Product and service knowledge training doesn’t have to be arduous or time-consuming. It can be delivered effectively in bite-sized, easily digestible chunks. Microlearning, which provides concise information or short quizzes to employees on their mobile devices, allows for efficient training without significant time loss, offering flexibility in choosing the training schedule.
Calculating training ROI
Retailers often overlook the potential return on investment when sourcing training. Even if training proves successful, the cost often outweighs the resulting benefit. Therefore, it is crucial to assess the potential ROI in advance. While it may be challenging and not an exact science, the effort is always worthwhile.
- Identify a quantifiable goal (e.g. increase upselling by 33% from £3,000 to £4,000 per month)
- Set KPIs for tracking performance against goal (e.g. upsale value per week)
- Calculate annual value of achieving goal (e.g. £1,000 x 12 = £12,000)
- Cost up annual product and service knowledge (e.g. 50 learners at £10 / learner / month = £6,000)
- Consider cost versus training value (e.g. Value of £12,000 – cost of £6,000 = £6,000 credit)
Some useful tips
- Keep it quick: Our brains are not geared up to remember big chunks of information in one go. Instead, deliver product and service knowledge training continuously but in short, digestible chunks.
- Make it fun: To improve employee engagement, keep training informal and introduce game-like elements, such as prizes and leaderboards.
- Track results: To gauge the effectiveness of your training, it is crucial to identify the relevant metrics to monitor. These metrics should align with your training goals. For instance, conducting frequent short tests can provide a straightforward measure of knowledge retention, and customer satisfaction surveys can offer valuable insights into the practical application of employees’ knowledge. By selecting the appropriate metrics, you can gain a comprehensive understanding of the impact of your training efforts.

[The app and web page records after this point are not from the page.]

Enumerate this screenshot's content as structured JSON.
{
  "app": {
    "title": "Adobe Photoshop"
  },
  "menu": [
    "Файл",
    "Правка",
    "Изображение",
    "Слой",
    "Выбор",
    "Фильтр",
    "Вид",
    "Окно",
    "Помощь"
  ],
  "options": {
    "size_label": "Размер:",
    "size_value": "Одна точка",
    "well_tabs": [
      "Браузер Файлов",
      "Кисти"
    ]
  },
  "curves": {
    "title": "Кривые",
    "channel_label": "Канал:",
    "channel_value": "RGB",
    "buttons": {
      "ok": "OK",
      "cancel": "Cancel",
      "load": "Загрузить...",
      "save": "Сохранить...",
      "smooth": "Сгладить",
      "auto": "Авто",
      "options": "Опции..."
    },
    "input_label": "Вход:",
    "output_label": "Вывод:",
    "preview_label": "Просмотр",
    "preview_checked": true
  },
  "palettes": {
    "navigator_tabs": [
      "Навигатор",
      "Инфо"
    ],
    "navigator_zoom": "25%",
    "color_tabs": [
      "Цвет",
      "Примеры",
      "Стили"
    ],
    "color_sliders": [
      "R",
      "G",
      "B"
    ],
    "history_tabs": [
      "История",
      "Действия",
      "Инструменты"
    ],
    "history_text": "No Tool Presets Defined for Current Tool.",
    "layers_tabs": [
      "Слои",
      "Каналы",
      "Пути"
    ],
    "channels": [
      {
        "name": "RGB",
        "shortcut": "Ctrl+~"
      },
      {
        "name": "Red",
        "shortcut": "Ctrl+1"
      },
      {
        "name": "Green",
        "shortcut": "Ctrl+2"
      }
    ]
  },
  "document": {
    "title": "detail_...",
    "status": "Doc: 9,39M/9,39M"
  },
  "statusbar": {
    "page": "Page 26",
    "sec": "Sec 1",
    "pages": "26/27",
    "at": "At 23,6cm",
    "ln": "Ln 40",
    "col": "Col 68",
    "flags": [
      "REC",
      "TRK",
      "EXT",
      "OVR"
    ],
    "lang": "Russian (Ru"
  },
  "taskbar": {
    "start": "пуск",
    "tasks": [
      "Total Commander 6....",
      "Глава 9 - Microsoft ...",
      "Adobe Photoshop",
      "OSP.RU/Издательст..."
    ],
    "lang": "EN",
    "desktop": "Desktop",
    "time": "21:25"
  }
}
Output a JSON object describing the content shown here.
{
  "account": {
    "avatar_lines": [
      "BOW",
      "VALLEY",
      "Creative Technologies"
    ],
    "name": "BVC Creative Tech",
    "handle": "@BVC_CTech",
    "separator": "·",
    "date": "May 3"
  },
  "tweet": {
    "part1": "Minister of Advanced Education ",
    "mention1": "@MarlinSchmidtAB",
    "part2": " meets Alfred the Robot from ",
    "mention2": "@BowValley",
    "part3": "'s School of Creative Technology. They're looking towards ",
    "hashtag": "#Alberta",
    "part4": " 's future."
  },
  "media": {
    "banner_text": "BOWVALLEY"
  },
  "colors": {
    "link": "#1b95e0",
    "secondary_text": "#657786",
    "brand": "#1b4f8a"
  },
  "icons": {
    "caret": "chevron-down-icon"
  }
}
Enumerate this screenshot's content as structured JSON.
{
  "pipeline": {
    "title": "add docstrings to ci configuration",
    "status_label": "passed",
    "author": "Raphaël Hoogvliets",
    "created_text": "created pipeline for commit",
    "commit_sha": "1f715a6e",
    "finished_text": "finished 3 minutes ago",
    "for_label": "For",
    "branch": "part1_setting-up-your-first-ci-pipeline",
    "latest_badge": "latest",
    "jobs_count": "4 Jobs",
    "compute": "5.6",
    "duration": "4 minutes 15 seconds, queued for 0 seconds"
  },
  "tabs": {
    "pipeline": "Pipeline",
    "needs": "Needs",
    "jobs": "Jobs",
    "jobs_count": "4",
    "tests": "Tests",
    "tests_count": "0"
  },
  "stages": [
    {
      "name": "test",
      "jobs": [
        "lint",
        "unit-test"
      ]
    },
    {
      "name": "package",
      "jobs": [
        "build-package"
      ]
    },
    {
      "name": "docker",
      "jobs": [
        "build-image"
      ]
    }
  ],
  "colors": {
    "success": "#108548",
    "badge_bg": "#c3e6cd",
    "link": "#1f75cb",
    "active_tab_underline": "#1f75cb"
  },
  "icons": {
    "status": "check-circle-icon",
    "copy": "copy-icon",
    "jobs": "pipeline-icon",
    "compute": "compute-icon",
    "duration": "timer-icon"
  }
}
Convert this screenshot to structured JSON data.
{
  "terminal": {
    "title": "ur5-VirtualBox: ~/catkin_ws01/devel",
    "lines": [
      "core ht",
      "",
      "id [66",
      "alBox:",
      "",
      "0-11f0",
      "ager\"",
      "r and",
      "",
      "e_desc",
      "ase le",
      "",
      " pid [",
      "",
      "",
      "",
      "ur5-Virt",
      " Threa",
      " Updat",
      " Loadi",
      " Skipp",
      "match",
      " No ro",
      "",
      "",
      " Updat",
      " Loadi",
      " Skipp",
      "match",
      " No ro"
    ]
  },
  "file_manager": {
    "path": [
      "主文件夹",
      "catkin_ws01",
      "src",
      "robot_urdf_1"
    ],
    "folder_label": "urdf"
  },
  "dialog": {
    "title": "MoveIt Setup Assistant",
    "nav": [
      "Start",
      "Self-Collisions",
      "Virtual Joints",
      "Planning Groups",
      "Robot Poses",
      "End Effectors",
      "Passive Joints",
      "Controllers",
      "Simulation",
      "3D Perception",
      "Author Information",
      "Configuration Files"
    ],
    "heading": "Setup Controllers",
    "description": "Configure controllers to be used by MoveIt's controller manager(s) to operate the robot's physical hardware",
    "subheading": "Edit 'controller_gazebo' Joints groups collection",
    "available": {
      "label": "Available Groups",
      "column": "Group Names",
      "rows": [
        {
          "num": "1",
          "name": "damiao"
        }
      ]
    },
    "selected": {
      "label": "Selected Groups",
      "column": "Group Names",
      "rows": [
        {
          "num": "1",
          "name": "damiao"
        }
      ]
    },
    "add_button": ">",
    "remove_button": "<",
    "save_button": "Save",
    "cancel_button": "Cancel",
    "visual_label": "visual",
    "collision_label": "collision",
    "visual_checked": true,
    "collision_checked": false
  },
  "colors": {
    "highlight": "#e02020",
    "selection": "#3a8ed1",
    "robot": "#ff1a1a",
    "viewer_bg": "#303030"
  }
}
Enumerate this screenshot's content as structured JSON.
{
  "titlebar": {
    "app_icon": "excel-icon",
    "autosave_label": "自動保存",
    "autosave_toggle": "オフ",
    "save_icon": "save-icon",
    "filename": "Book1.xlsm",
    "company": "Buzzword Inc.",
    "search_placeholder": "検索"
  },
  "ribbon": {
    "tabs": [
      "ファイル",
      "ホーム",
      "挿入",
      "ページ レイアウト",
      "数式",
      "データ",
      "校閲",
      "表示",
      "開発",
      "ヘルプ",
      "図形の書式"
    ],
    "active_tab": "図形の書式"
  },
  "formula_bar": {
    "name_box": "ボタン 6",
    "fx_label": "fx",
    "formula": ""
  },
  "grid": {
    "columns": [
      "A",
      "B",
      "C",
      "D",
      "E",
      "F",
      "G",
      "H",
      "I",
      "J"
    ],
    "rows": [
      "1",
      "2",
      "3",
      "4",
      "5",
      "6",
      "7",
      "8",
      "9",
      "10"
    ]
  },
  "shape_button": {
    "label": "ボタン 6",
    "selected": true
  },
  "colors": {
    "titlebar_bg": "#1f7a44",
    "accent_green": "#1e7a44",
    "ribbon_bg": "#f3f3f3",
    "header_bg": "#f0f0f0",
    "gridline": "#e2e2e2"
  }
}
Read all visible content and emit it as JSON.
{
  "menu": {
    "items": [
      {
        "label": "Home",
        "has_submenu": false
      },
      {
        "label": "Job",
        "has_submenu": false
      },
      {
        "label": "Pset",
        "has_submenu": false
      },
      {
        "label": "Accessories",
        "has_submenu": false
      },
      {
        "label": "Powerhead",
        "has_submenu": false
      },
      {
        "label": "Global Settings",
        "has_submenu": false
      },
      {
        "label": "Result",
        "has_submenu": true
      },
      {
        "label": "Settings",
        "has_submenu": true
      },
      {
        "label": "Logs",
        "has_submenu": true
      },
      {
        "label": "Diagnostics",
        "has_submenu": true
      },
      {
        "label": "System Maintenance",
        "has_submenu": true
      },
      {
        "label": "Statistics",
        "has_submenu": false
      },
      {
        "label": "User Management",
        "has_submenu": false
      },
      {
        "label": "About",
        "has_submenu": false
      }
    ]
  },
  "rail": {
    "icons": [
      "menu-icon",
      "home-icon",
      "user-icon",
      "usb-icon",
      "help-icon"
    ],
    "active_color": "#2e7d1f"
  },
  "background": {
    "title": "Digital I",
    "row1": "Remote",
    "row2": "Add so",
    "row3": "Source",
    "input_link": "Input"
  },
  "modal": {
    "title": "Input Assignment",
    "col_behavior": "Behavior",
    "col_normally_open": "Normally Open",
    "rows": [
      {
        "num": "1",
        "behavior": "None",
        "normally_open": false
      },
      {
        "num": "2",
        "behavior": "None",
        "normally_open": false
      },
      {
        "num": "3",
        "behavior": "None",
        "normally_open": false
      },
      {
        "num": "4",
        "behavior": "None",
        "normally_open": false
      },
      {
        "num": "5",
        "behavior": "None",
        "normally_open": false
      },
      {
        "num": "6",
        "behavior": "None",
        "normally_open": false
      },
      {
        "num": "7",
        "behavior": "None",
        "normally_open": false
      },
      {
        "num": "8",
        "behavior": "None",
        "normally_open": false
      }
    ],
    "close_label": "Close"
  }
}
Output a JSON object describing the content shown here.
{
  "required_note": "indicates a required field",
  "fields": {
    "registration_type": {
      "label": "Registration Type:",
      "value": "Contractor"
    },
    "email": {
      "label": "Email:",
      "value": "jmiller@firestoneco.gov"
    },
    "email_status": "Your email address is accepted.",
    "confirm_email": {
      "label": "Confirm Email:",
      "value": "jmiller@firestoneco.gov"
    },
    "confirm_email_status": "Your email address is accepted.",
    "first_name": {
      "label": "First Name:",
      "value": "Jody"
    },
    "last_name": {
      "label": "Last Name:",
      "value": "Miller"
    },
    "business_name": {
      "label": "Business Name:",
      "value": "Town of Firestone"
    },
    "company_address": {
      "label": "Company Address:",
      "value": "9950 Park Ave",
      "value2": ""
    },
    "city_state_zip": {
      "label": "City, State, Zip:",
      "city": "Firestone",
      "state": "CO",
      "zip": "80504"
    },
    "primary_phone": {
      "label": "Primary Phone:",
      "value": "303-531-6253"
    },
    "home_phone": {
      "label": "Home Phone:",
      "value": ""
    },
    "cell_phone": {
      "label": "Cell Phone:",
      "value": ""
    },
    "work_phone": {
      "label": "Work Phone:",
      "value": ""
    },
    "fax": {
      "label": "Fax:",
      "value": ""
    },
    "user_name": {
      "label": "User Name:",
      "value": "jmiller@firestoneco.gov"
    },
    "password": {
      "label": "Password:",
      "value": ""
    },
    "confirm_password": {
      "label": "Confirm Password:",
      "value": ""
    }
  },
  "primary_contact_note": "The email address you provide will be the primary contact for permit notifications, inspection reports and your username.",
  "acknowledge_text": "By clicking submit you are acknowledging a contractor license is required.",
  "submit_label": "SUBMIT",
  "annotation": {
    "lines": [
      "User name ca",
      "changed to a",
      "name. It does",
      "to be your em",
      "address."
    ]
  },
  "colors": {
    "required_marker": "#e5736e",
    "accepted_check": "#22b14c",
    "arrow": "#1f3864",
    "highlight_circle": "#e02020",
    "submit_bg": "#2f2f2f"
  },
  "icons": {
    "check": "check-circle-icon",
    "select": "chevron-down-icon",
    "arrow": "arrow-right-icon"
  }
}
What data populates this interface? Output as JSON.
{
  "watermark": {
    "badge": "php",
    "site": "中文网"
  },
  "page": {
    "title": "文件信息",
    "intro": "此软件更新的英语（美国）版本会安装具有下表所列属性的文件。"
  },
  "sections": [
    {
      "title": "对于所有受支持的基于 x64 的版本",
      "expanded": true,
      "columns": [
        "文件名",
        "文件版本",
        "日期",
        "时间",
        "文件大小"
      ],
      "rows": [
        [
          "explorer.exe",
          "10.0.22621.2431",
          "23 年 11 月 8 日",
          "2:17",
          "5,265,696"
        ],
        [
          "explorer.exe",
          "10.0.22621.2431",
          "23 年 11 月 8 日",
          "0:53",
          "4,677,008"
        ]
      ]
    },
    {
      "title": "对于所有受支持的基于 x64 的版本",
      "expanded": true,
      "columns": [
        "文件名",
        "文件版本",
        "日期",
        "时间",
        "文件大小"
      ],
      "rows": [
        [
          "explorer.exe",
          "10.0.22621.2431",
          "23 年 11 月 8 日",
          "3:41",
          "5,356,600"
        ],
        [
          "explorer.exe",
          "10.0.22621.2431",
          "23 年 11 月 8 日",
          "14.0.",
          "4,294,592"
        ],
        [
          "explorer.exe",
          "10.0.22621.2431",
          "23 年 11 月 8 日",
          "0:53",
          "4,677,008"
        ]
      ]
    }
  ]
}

Learn more about how Wranx can help retailers like you with onboarding, product and sales training here. Increase knowledge, improve the customer experience and maximize sales.